(App and web page records)
=====
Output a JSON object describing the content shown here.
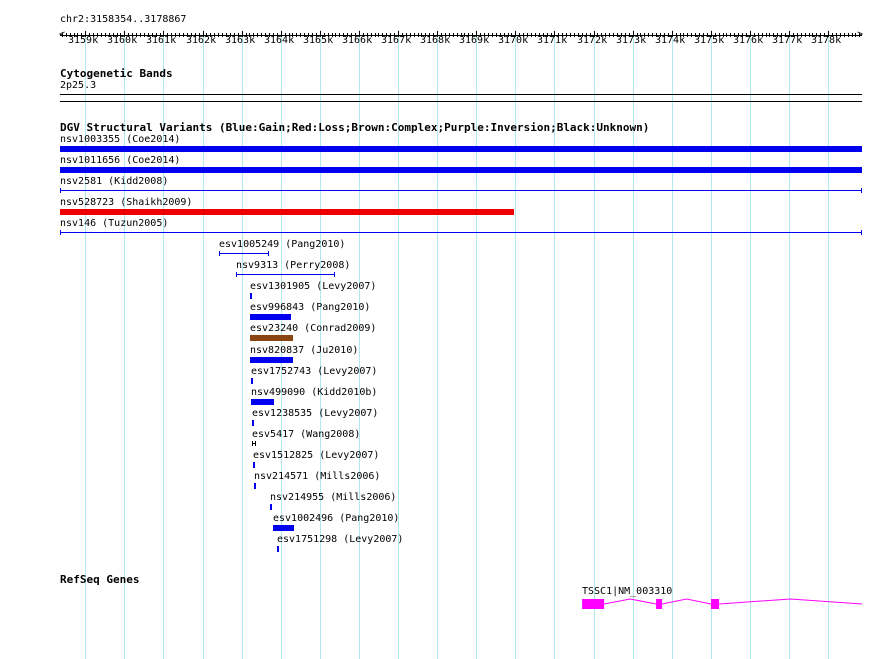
{
  "region": {
    "label": "chr2:3158354..3178867",
    "start": 3158354,
    "end": 3178867
  },
  "ruler": {
    "tick_labels": [
      "3159k",
      "3160k",
      "3161k",
      "3162k",
      "3163k",
      "3164k",
      "3165k",
      "3166k",
      "3167k",
      "3168k",
      "3169k",
      "3170k",
      "3171k",
      "3172k",
      "3173k",
      "3174k",
      "3175k",
      "3176k",
      "3177k",
      "3178k"
    ]
  },
  "cytoband": {
    "title": "Cytogenetic Bands",
    "band": "2p25.3"
  },
  "dgv": {
    "title": "DGV Structural Variants (Blue:Gain;Red:Loss;Brown:Complex;Purple:Inversion;Black:Unknown)",
    "colors": {
      "gain": "#0000ee",
      "loss": "#ee0000",
      "complex": "#8b4513",
      "unknown": "#000000"
    },
    "features": [
      {
        "label": "nsv1003355 (Coe2014)",
        "start": 3158354,
        "end": 3178867,
        "type": "gain",
        "style": "thick"
      },
      {
        "label": "nsv1011656 (Coe2014)",
        "start": 3158354,
        "end": 3178867,
        "type": "gain",
        "style": "thick"
      },
      {
        "label": "nsv2581 (Kidd2008)",
        "start": 3158354,
        "end": 3178867,
        "type": "gain",
        "style": "line"
      },
      {
        "label": "nsv528723 (Shaikh2009)",
        "start": 3158354,
        "end": 3169965,
        "type": "loss",
        "style": "thick"
      },
      {
        "label": "nsv146 (Tuzun2005)",
        "start": 3158354,
        "end": 3178867,
        "type": "gain",
        "style": "line"
      },
      {
        "label": "esv1005249 (Pang2010)",
        "start": 3162420,
        "end": 3163699,
        "type": "gain",
        "style": "line"
      },
      {
        "label": "nsv9313 (Perry2008)",
        "start": 3162855,
        "end": 3165387,
        "type": "gain",
        "style": "line"
      },
      {
        "label": "esv1301905 (Levy2007)",
        "start": 3163213,
        "end": 3163264,
        "type": "gain",
        "style": "thick"
      },
      {
        "label": "esv996843 (Pang2010)",
        "start": 3163213,
        "end": 3164262,
        "type": "gain",
        "style": "thick"
      },
      {
        "label": "esv23240 (Conrad2009)",
        "start": 3163213,
        "end": 3164313,
        "type": "complex",
        "style": "thick"
      },
      {
        "label": "nsv820837 (Ju2010)",
        "start": 3163213,
        "end": 3164313,
        "type": "gain",
        "style": "thick"
      },
      {
        "label": "esv1752743 (Levy2007)",
        "start": 3163239,
        "end": 3163290,
        "type": "gain",
        "style": "thick"
      },
      {
        "label": "nsv499090 (Kidd2010b)",
        "start": 3163239,
        "end": 3163827,
        "type": "gain",
        "style": "thick"
      },
      {
        "label": "esv1238535 (Levy2007)",
        "start": 3163264,
        "end": 3163316,
        "type": "gain",
        "style": "thick"
      },
      {
        "label": "esv5417 (Wang2008)",
        "start": 3163264,
        "end": 3163367,
        "type": "unknown",
        "style": "line"
      },
      {
        "label": "esv1512825 (Levy2007)",
        "start": 3163290,
        "end": 3163341,
        "type": "gain",
        "style": "thick"
      },
      {
        "label": "nsv214571 (Mills2006)",
        "start": 3163316,
        "end": 3163367,
        "type": "gain",
        "style": "thick"
      },
      {
        "label": "nsv214955 (Mills2006)",
        "start": 3163725,
        "end": 3163776,
        "type": "gain",
        "style": "thick"
      },
      {
        "label": "esv1002496 (Pang2010)",
        "start": 3163801,
        "end": 3164339,
        "type": "gain",
        "style": "thick"
      },
      {
        "label": "esv1751298 (Levy2007)",
        "start": 3163904,
        "end": 3163955,
        "type": "gain",
        "style": "thick"
      }
    ]
  },
  "refseq": {
    "title": "RefSeq Genes",
    "color": "#ff00ff",
    "gene": {
      "label": "TSSC1|NM_003310",
      "start": 3171709,
      "end": 3178867,
      "exons": [
        [
          3171709,
          3172272
        ],
        [
          3173599,
          3173753
        ],
        [
          3175006,
          3175211
        ]
      ]
    }
  }
}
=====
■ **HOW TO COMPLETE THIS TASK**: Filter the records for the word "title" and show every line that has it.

■ **FINAL ANSWER**:
    "title": "Cytogenetic Bands",
    "title": "DGV Structural Variants (Blue:Gain;Red:Loss;Brown:Complex;Purple:Inversion;Black:Unknown)",
    "title": "RefSeq Genes",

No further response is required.